Entries from a dataset of interfaces

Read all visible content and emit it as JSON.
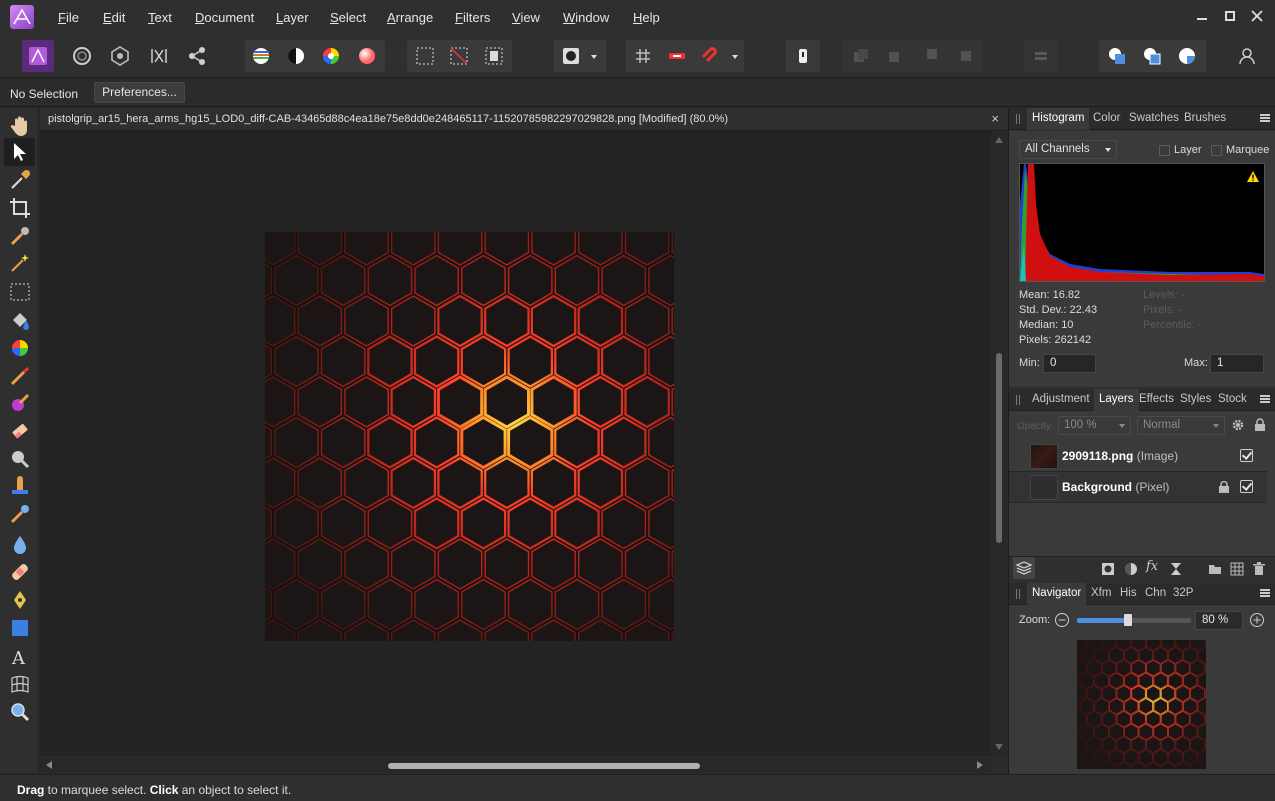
{
  "menu": [
    "File",
    "Edit",
    "Text",
    "Document",
    "Layer",
    "Select",
    "Arrange",
    "Filters",
    "View",
    "Window",
    "Help"
  ],
  "context": {
    "selection": "No Selection",
    "preferences": "Preferences..."
  },
  "document": {
    "title": "pistolgrip_ar15_hera_arms_hg15_LOD0_diff-CAB-43465d88c4ea18e75e8dd0e248465117-11520785982297029828.png [Modified] (80.0%)",
    "close": "×"
  },
  "status": {
    "drag": "Drag",
    "drag_rest": " to marquee select. ",
    "click": "Click",
    "click_rest": " an object to select it."
  },
  "histogram": {
    "tabs": [
      "Histogram",
      "Color",
      "Swatches",
      "Brushes"
    ],
    "channel": "All Channels",
    "layer_label": "Layer",
    "marquee_label": "Marquee",
    "stats": {
      "mean": "Mean: 16.82",
      "std": "Std. Dev.: 22.43",
      "median": "Median: 10",
      "pixels": "Pixels: 262142"
    },
    "stats_right": {
      "levels": "Levels: -",
      "pixels": "Pixels: -",
      "percentile": "Percentile: -"
    },
    "min_label": "Min:",
    "min_value": "0",
    "max_label": "Max:",
    "max_value": "1"
  },
  "layers_panel": {
    "tabs": [
      "Adjustment",
      "Layers",
      "Effects",
      "Styles",
      "Stock"
    ],
    "opacity": "100 %",
    "opacity_label": "Opacity:",
    "blend": "Normal",
    "layers": [
      {
        "name": "2909118.png",
        "type": " (Image)"
      },
      {
        "name": "Background",
        "type": " (Pixel)"
      }
    ]
  },
  "navigator": {
    "tabs": [
      "Navigator",
      "Xfm",
      "His",
      "Chn",
      "32P"
    ],
    "zoom_label": "Zoom:",
    "zoom_value": "80 %",
    "zoom_level": 0.45
  },
  "colors": {
    "accent": "#4f8fe0",
    "glow": "#ff5a2a",
    "panel": "#2f2f2f"
  }
}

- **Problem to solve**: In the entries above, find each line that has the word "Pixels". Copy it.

- **Response area**:
      "pixels": "Pixels: 262142"
      "pixels": "Pixels: -",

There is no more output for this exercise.